Some opponents of softened polices argue that countries should not make it easier for international students to work in host countries, because increased flow of migrant workers compete with domestic workers and put them at a disadvantage. However, statistics prove the opposite. Immigration can reduce labor force shortage and fill critical skill gaps; it can also improve labor market productivity and lead to increased average wages for all workers. (Business Roundtable, 2018) 

Another motivation for the countries to allow international students to integrate into the domestic labor market is to improve their global competitiveness – instead of letting foreign competitors to hire the students they educated, countries prefer to use this knowledge to boost their own businesses and competitiveness in global economy.  

Increased foreign employment opportunities have a positive impact on the sending country as well.  Even though not all students will be admitted in foreign universities, the potential opportunity of getting there increases the motivation of domestic students to get a better education, which itself fosters economic growth of the county in the long run (Chevalier, 2022). Moreover, the statistics reveal that 65 to 80 percent of international students tend to return to their home country bringing back their international experience (NAFSA, 2020).  Exchanging these multilateral experiences supports convergence of the countries. 

Policy Gaps Hinder the Generation of Higher Benefits 

Despite supportive policies and the benefits generated from allowing more high-skilled migrants, countries cannot always attract the best and brightest students to remain after graduation.  

International recent graduates often face discrimination in the labor market due to the non-recognition of foreign credentials. Employers usually doubt the students’ previous professional experience and tend to offer them lower salaries. This is usually driven by the mismatch of required qualifications across the countries (Weinar, 2020). 

Sometimes complicated visa policies make it challenging (or even impossible) for students to remain in the host countries. In such cases they prefer to either return to their home country or enter another country’s labor market. 

Moreover, existing annual caps on issuing working visas limits the ability to hire foreign young professionals. For example, the current annual cap on H-1B visas is 65,000 in addition to 20,000 visas for foreign professionals who graduated with a master’s or doctorate degrees from U.S. universities. This cap leaves many professionals who can contribute in the competitiveness of the United States economy beyond the U.S. labor market.

A Way Forward

The evidence suggests that there are several policy responses that can support amplifying the positive impact of the high-skilled workers’ mobility. Open-visa policies from host countries and openness on mobility from home countries increase motivation for students to invest more in education and have higher contribution in the economy. Moreover, Mutual Recognition Agreements (MRA) are recognized as a useful tool for smooth transition from origin to destination labor market (Chevalier, 2022). MRAs set rules for the recognition of credentials for the individuals who obtained their qualifications in signatory countries.  

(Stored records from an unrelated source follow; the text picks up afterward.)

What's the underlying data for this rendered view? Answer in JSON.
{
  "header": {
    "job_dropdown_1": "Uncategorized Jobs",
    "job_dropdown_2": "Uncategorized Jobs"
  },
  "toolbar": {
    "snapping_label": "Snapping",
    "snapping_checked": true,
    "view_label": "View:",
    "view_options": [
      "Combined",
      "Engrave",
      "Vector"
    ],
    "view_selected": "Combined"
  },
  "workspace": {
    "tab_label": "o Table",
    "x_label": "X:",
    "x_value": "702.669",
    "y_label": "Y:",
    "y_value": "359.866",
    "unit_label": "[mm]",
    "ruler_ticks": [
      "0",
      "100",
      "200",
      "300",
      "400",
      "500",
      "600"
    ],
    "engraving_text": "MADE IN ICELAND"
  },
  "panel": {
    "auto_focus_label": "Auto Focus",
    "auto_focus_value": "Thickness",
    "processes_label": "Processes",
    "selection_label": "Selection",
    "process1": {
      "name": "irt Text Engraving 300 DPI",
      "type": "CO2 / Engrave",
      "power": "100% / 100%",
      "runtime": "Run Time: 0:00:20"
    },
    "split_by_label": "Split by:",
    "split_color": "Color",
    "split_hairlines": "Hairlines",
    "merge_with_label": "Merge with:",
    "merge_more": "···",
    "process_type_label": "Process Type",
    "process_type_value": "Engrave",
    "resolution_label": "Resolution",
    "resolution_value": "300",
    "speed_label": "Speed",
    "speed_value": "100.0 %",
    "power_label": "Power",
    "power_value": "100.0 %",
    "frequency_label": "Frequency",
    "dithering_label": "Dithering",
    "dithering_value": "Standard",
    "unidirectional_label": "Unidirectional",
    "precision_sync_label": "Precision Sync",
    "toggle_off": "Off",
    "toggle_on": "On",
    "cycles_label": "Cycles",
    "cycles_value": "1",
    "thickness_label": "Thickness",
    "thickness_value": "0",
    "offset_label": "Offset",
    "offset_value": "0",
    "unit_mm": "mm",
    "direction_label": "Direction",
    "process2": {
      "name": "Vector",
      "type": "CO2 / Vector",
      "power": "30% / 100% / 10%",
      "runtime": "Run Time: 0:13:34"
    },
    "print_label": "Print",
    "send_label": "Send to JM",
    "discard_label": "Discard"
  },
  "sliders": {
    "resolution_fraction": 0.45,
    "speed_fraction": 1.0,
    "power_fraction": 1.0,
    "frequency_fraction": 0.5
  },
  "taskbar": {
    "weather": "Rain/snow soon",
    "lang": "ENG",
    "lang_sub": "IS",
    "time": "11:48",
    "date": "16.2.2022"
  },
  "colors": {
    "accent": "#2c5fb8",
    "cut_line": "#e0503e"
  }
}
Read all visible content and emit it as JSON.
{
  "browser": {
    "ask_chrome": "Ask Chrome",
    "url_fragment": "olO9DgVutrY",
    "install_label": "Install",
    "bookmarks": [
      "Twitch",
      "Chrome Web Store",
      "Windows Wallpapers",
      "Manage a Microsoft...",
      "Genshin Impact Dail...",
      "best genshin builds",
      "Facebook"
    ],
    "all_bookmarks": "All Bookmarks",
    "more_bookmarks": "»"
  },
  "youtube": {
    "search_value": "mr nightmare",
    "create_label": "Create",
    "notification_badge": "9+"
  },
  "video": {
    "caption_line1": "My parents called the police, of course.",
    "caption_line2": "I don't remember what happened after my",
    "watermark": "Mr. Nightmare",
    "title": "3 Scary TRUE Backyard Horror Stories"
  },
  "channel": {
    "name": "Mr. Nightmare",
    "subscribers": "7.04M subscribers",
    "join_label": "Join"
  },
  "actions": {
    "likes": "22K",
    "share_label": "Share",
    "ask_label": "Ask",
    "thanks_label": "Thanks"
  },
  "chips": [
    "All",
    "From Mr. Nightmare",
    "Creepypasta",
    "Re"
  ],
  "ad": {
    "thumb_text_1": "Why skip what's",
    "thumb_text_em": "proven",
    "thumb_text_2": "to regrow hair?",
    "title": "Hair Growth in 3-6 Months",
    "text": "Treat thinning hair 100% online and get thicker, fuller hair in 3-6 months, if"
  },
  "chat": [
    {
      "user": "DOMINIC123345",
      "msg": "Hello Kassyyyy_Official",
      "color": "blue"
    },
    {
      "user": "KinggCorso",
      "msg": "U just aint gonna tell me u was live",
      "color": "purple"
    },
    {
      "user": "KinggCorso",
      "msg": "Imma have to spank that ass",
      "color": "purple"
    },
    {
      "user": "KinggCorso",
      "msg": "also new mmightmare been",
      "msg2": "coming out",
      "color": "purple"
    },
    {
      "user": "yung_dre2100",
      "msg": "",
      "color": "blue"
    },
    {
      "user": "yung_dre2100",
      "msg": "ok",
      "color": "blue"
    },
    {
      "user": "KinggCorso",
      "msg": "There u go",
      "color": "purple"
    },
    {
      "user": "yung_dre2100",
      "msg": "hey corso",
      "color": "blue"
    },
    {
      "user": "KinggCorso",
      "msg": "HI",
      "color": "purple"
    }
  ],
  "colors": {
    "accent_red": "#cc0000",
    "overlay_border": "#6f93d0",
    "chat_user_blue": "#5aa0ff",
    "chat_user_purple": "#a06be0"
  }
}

Students’ decisions to migrate for education depend highly on potential job market opportunities in the international market (together with the quality of education). Making international labor markets more accessible and less discriminatory for these students can increase their motivation to remain and contribute to fostering economic growth of host countries.  


Business Roundtable. (2018). The Economic Impact of Curbing the Optional Practical Training Program. Washington D.C.: Business Roundtable. 

Chevalier, A. (2022). How to Attract International Students? IZA World of Labor

NAFSA. (2020). An Economic and Foreign Policy Risks America Cannot Ignore. Washington D.C.: National Association for Foreign Student Affairs. 

Weinar, A. K. (2020). The State and the Highly Skilled Immigrant. In A. K. Weinar, Highly-Skilled Migration: Between Settlement and Mobility. (p. 37-77). IMISCOE Research Series.